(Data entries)
=== Section Start ===

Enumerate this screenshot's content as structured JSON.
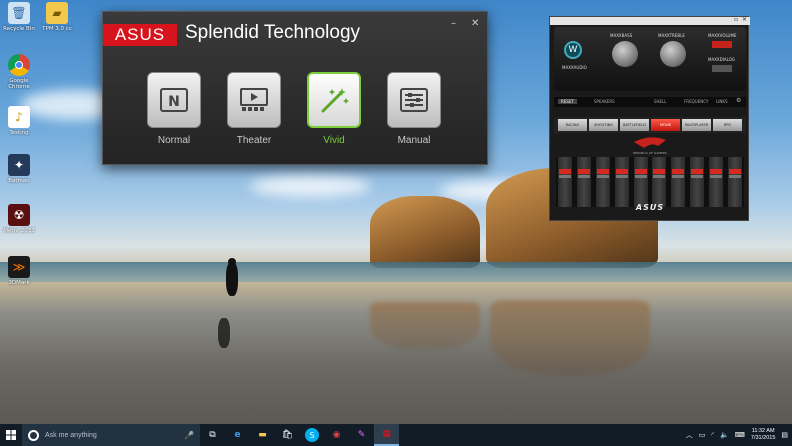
{
  "desktop": {
    "icons": [
      {
        "label": "Recycle Bin",
        "icon": "recycle-bin-icon"
      },
      {
        "label": "Google Chrome",
        "icon": "chrome-icon"
      },
      {
        "label": "Testing",
        "icon": "document-icon"
      },
      {
        "label": "Batman",
        "icon": "game-icon"
      },
      {
        "label": "Metro 2033",
        "icon": "game-icon"
      },
      {
        "label": "3DMark",
        "icon": "benchmark-icon"
      }
    ],
    "folder_icon": {
      "label": "TPM 3.0 cc"
    }
  },
  "splendid": {
    "brand": "ASUS",
    "title": "Splendid Technology",
    "minimize": "–",
    "close": "✕",
    "modes": [
      {
        "label": "Normal",
        "icon": "normal-mode-icon",
        "active": false
      },
      {
        "label": "Theater",
        "icon": "theater-mode-icon",
        "active": false
      },
      {
        "label": "Vivid",
        "icon": "vivid-mode-icon",
        "active": true
      },
      {
        "label": "Manual",
        "icon": "manual-mode-icon",
        "active": false
      }
    ],
    "accent": "#7ccf3c",
    "brand_color": "#d7141d"
  },
  "audio": {
    "logo_text": "MAXXAUDIO",
    "knob_labels": [
      "MAXXBASS",
      "MAXXTREBLE",
      "MAXXVOLUME"
    ],
    "knob_sub": "MAXXDIALOG",
    "reset": "RESET",
    "output": "SPEAKERS",
    "tabs": [
      "SHELL",
      "FREQUENCY",
      "LINKS"
    ],
    "presets": [
      {
        "label": "RACING",
        "on": false
      },
      {
        "label": "SHOOTING",
        "on": false
      },
      {
        "label": "BATTLEFIELD",
        "on": false
      },
      {
        "label": "MOVIE",
        "on": true
      },
      {
        "label": "MULTIPLAYER",
        "on": false
      },
      {
        "label": "RPG",
        "on": false
      }
    ],
    "brand": "ASUS",
    "rog_tagline": "REPUBLIC OF GAMERS"
  },
  "taskbar": {
    "search_placeholder": "Ask me anything",
    "apps": [
      {
        "name": "task-view",
        "glyph": "⧉"
      },
      {
        "name": "edge",
        "glyph": "e"
      },
      {
        "name": "file-explorer",
        "glyph": "▬"
      },
      {
        "name": "store",
        "glyph": "🛍"
      },
      {
        "name": "skype",
        "glyph": "S"
      },
      {
        "name": "chrome",
        "glyph": "◉"
      },
      {
        "name": "paint",
        "glyph": "✎"
      },
      {
        "name": "splendid",
        "glyph": "▦"
      }
    ],
    "time": "11:32 AM",
    "date": "7/31/2015"
  }
}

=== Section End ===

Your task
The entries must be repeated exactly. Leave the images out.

Task result
Enumerate this screenshot's content as structured JSON.
{
  "desktop": {
    "icons": [
      {
        "label": "Recycle Bin",
        "icon": "recycle-bin-icon"
      },
      {
        "label": "Google Chrome",
        "icon": "chrome-icon"
      },
      {
        "label": "Testing",
        "icon": "document-icon"
      },
      {
        "label": "Batman",
        "icon": "game-icon"
      },
      {
        "label": "Metro 2033",
        "icon": "game-icon"
      },
      {
        "label": "3DMark",
        "icon": "benchmark-icon"
      }
    ],
    "folder_icon": {
      "label": "TPM 3.0 cc"
    }
  },
  "splendid": {
    "brand": "ASUS",
    "title": "Splendid Technology",
    "minimize": "–",
    "close": "✕",
    "modes": [
      {
        "label": "Normal",
        "icon": "normal-mode-icon",
        "active": false
      },
      {
        "label": "Theater",
        "icon": "theater-mode-icon",
        "active": false
      },
      {
        "label": "Vivid",
        "icon": "vivid-mode-icon",
        "active": true
      },
      {
        "label": "Manual",
        "icon": "manual-mode-icon",
        "active": false
      }
    ],
    "accent": "#7ccf3c",
    "brand_color": "#d7141d"
  },
  "audio": {
    "logo_text": "MAXXAUDIO",
    "knob_labels": [
      "MAXXBASS",
      "MAXXTREBLE",
      "MAXXVOLUME"
    ],
    "knob_sub": "MAXXDIALOG",
    "reset": "RESET",
    "output": "SPEAKERS",
    "tabs": [
      "SHELL",
      "FREQUENCY",
      "LINKS"
    ],
    "presets": [
      {
        "label": "RACING",
        "on": false
      },
      {
        "label": "SHOOTING",
        "on": false
      },
      {
        "label": "BATTLEFIELD",
        "on": false
      },
      {
        "label": "MOVIE",
        "on": true
      },
      {
        "label": "MULTIPLAYER",
        "on": false
      },
      {
        "label": "RPG",
        "on": false
      }
    ],
    "brand": "ASUS",
    "rog_tagline": "REPUBLIC OF GAMERS"
  },
  "taskbar": {
    "search_placeholder": "Ask me anything",
    "apps": [
      {
        "name": "task-view",
        "glyph": "⧉"
      },
      {
        "name": "edge",
        "glyph": "e"
      },
      {
        "name": "file-explorer",
        "glyph": "▬"
      },
      {
        "name": "store",
        "glyph": "🛍"
      },
      {
        "name": "skype",
        "glyph": "S"
      },
      {
        "name": "chrome",
        "glyph": "◉"
      },
      {
        "name": "paint",
        "glyph": "✎"
      },
      {
        "name": "splendid",
        "glyph": "▦"
      }
    ],
    "time": "11:32 AM",
    "date": "7/31/2015"
  }
}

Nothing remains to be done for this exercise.